Website and app data records
>>>

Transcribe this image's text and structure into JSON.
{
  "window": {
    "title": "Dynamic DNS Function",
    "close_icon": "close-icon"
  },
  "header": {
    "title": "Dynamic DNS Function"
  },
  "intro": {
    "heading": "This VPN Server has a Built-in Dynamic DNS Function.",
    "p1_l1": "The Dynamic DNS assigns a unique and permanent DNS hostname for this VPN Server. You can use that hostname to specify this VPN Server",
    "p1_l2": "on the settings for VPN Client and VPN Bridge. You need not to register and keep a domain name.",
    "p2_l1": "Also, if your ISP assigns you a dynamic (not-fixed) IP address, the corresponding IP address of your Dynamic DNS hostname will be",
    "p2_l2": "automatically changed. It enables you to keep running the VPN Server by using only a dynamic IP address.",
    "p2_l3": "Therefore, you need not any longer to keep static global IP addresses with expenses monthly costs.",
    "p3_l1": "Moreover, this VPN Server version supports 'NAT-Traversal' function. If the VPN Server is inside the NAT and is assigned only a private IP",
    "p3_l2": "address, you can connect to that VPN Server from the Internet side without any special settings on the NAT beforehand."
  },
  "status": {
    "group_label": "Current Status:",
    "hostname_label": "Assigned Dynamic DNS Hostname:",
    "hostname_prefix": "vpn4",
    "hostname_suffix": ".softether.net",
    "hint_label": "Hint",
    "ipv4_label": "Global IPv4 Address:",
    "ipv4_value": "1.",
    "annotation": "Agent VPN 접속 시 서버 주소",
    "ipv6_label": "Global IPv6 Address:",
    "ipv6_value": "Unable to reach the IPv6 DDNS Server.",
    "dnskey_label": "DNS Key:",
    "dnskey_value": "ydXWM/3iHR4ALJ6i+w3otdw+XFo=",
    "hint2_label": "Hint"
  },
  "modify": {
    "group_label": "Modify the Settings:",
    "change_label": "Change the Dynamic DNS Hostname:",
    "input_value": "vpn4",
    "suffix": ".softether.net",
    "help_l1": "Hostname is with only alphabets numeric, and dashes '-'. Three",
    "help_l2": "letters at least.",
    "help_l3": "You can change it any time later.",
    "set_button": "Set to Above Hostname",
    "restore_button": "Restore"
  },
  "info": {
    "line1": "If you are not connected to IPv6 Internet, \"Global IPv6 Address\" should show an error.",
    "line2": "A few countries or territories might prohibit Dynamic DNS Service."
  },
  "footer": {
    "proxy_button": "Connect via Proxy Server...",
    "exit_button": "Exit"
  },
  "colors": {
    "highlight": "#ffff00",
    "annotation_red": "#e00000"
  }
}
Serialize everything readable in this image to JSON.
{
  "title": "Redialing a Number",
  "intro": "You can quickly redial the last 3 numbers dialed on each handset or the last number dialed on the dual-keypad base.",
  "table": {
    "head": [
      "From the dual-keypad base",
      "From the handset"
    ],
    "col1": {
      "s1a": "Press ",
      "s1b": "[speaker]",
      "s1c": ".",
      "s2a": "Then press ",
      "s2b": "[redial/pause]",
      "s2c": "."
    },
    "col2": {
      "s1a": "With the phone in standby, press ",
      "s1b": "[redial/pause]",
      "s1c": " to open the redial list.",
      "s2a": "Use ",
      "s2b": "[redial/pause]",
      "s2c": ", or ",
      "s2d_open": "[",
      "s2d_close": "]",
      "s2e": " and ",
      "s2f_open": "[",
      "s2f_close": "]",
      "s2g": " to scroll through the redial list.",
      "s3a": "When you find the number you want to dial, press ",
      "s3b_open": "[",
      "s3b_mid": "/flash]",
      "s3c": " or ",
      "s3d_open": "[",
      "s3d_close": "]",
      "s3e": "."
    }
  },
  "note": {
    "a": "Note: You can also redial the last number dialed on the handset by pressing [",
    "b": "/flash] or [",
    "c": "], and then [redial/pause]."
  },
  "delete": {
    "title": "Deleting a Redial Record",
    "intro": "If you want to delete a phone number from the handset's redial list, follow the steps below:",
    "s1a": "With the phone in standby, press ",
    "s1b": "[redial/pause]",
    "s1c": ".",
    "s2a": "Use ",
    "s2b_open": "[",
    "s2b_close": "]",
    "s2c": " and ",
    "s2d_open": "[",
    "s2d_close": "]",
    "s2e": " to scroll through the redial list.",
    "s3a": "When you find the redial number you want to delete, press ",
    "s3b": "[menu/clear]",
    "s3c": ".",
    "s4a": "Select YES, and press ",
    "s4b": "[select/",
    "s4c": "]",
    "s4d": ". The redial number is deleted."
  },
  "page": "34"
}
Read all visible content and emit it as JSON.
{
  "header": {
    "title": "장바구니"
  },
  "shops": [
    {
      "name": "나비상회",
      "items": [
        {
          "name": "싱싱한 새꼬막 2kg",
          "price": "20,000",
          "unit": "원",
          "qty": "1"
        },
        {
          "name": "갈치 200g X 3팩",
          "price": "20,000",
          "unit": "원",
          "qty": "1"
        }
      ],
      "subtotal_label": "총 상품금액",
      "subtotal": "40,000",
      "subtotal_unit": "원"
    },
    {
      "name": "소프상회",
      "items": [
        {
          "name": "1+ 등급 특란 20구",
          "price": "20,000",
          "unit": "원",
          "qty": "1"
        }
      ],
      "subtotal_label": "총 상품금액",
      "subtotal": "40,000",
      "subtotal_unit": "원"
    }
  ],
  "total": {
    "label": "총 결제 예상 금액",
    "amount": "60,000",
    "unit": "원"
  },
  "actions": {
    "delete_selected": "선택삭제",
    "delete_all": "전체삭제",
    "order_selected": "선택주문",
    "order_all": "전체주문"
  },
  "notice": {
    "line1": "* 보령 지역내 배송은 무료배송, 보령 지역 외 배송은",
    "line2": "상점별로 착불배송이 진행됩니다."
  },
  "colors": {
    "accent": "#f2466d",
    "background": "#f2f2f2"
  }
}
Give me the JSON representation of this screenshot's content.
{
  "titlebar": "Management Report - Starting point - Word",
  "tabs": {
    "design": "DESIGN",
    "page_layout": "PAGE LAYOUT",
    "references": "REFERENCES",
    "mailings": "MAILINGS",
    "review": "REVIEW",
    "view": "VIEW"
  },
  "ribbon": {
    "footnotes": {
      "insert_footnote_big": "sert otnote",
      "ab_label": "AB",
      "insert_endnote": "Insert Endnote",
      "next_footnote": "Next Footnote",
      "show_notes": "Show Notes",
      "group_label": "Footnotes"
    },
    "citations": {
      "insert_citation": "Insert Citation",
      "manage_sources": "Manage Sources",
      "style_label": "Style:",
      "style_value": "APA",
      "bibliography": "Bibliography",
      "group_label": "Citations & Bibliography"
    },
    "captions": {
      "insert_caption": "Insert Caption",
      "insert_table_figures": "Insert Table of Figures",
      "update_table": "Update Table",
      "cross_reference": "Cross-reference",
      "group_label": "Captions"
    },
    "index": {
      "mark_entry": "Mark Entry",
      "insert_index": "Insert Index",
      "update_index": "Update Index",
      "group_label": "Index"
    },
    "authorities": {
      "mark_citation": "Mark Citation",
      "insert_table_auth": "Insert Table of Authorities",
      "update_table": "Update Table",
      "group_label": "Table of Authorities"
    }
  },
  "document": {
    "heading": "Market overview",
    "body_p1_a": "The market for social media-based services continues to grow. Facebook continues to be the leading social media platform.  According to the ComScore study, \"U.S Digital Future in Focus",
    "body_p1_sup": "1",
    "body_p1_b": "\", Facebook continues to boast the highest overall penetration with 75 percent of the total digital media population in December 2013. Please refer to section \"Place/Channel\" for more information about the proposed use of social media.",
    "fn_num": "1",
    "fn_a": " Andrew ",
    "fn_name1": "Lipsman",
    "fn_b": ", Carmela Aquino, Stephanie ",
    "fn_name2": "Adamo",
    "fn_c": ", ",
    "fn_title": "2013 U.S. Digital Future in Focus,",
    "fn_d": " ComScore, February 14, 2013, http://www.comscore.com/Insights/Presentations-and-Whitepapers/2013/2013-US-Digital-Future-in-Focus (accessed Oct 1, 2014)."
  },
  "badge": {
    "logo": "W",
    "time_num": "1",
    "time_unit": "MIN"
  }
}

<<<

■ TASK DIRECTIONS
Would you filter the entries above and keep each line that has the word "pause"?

■ TASK OUTPUT
      "s2b": "[redial/pause]",
      "s1b": "[redial/pause]",
      "s2b": "[redial/pause]",
    "c": "], and then [redial/pause]."
    "s1b": "[redial/pause]",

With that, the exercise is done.